WHAT YOU HAVE TO DO —
Could the data below be retyped exactly, without its pictures?

DATASET ENTRIES —
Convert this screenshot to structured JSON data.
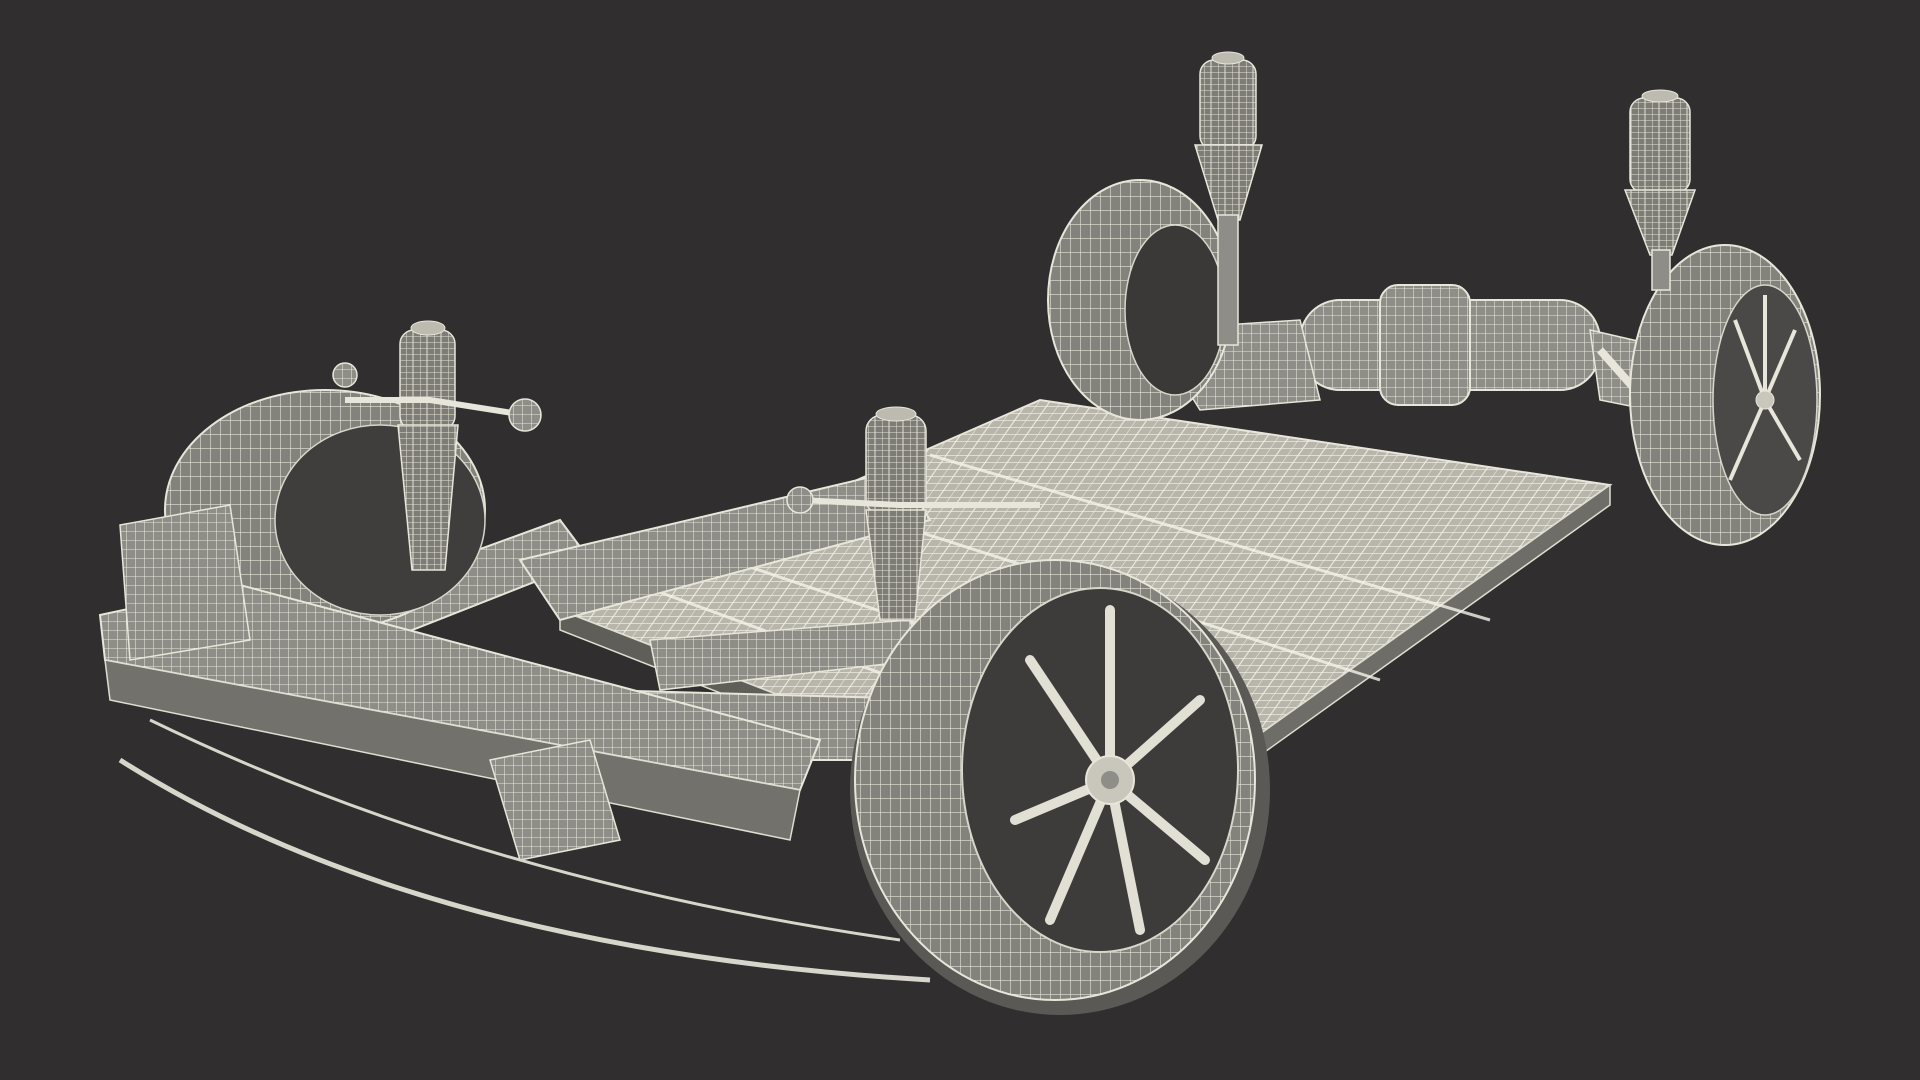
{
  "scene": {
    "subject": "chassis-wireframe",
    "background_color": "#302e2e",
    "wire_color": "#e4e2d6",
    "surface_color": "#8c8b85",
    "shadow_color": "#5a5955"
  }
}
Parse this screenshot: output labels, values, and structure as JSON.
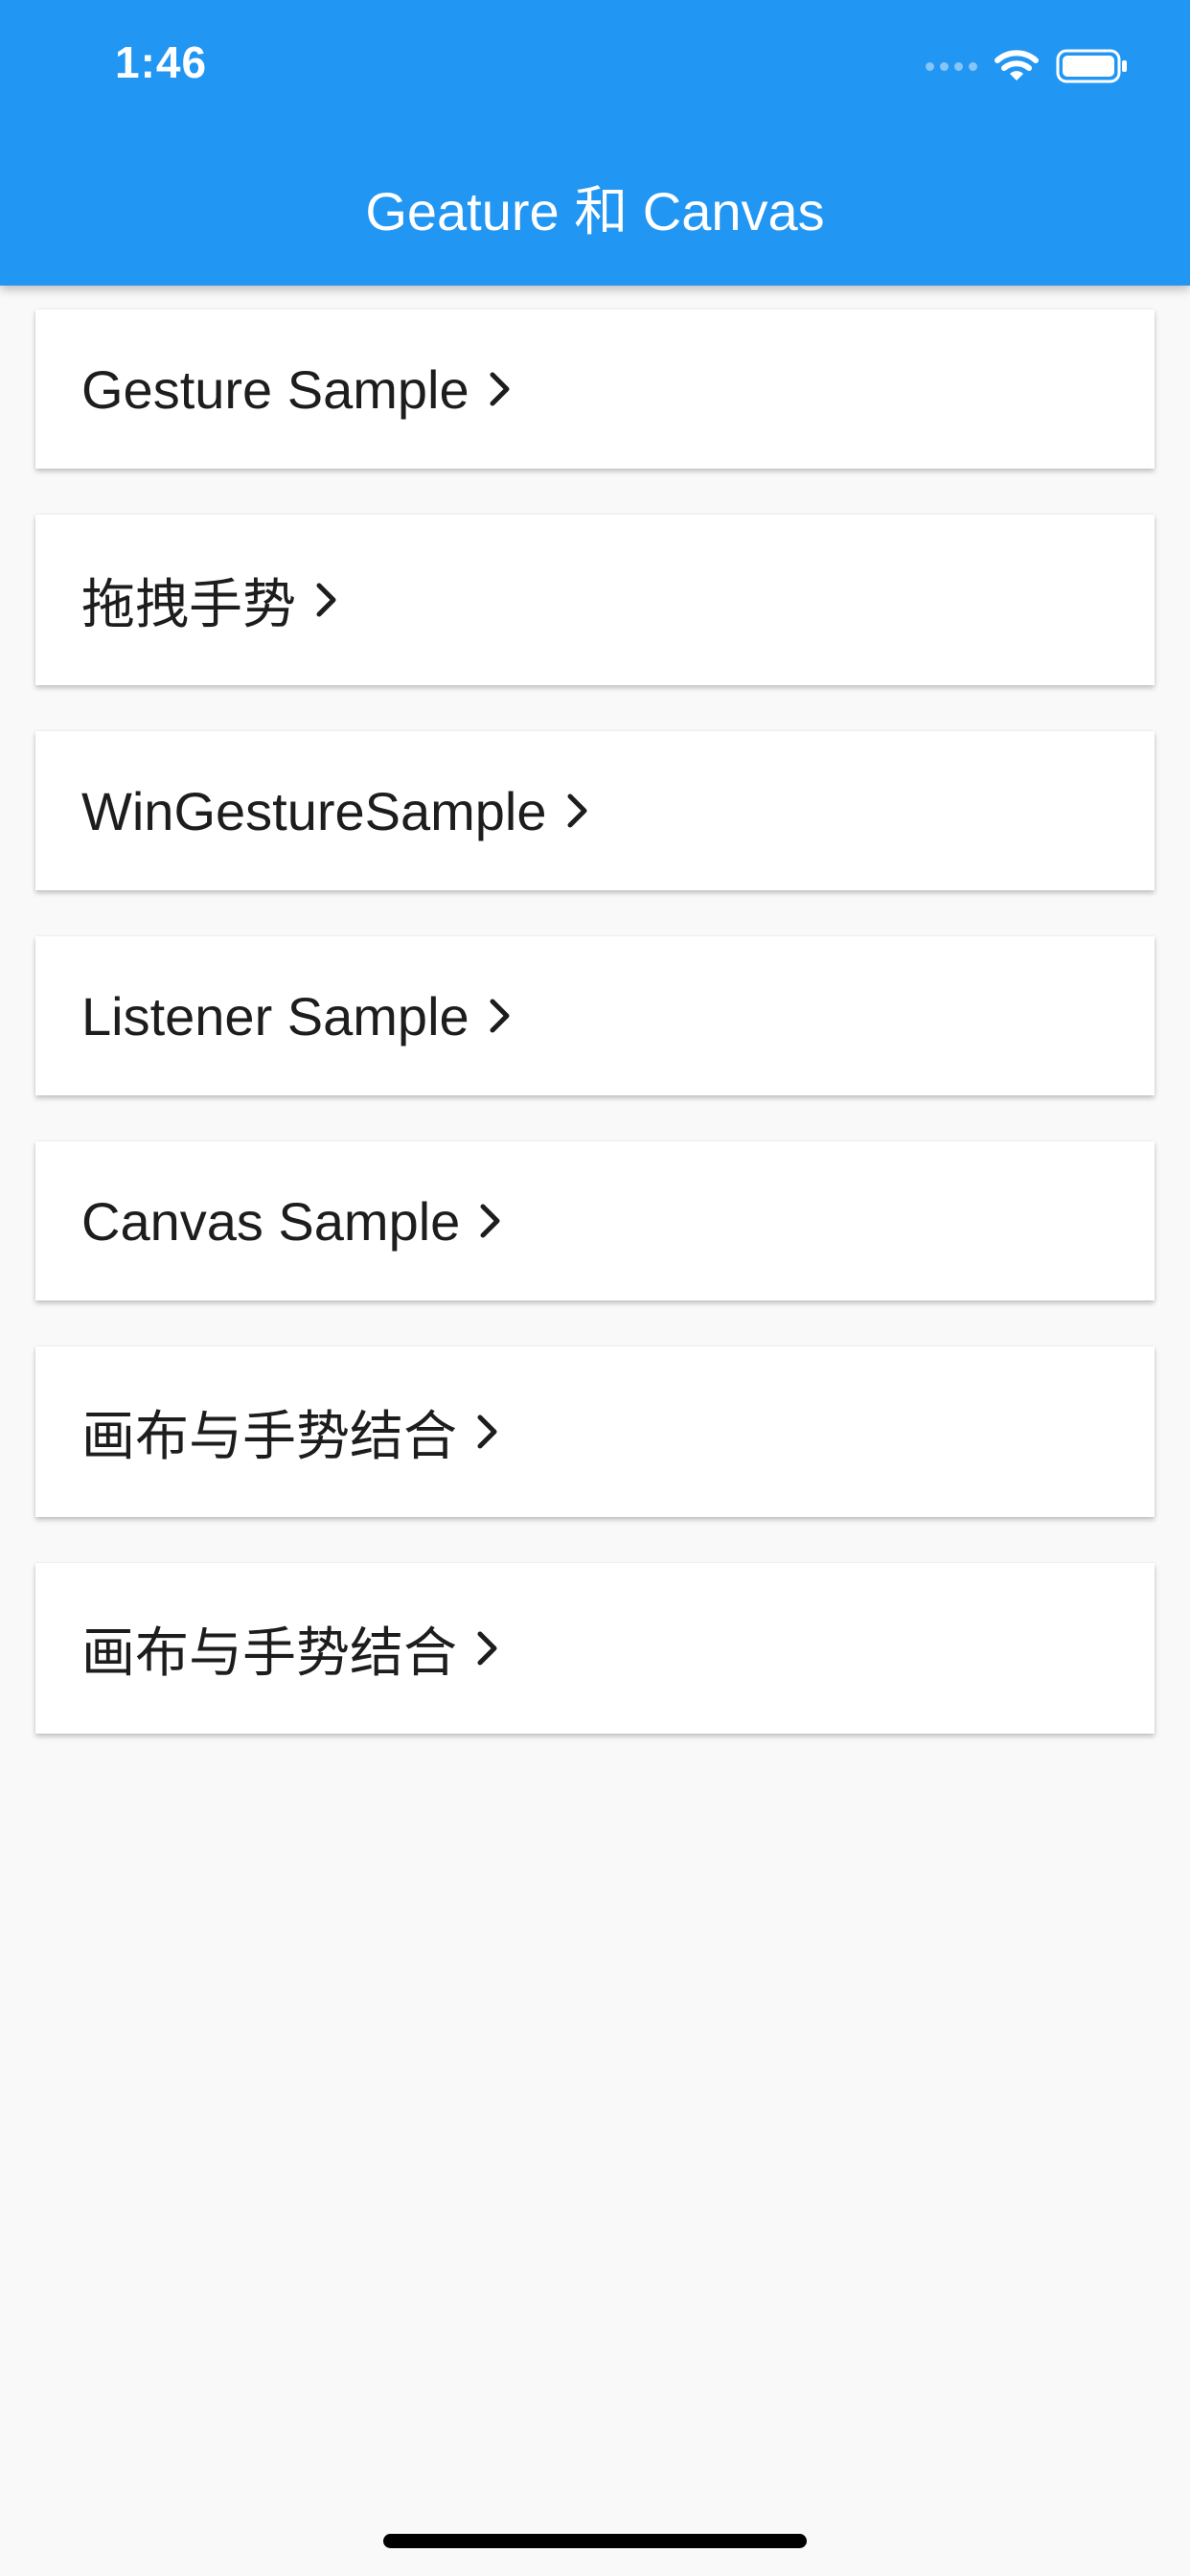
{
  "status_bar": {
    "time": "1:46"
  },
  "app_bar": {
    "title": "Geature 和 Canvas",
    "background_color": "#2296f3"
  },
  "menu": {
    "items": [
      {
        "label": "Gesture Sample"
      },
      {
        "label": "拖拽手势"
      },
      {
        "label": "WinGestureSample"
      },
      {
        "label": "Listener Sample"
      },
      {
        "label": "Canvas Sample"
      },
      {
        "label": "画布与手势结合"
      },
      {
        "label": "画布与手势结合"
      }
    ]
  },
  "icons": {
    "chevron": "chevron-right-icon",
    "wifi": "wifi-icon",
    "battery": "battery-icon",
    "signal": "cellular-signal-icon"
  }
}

RESPONSE BELOW —
Convert this screenshot to structured JSON data.
{
  "scene": {
    "subject": "chassis-wireframe",
    "background_color": "#302e2e",
    "wire_color": "#e4e2d6",
    "surface_color": "#8c8b85",
    "shadow_color": "#5a5955"
  }
}
Parse this screenshot: output labels, values, and structure as JSON.
{
  "status_bar": {
    "time": "1:46"
  },
  "app_bar": {
    "title": "Geature 和 Canvas",
    "background_color": "#2296f3"
  },
  "menu": {
    "items": [
      {
        "label": "Gesture Sample"
      },
      {
        "label": "拖拽手势"
      },
      {
        "label": "WinGestureSample"
      },
      {
        "label": "Listener Sample"
      },
      {
        "label": "Canvas Sample"
      },
      {
        "label": "画布与手势结合"
      },
      {
        "label": "画布与手势结合"
      }
    ]
  },
  "icons": {
    "chevron": "chevron-right-icon",
    "wifi": "wifi-icon",
    "battery": "battery-icon",
    "signal": "cellular-signal-icon"
  }
}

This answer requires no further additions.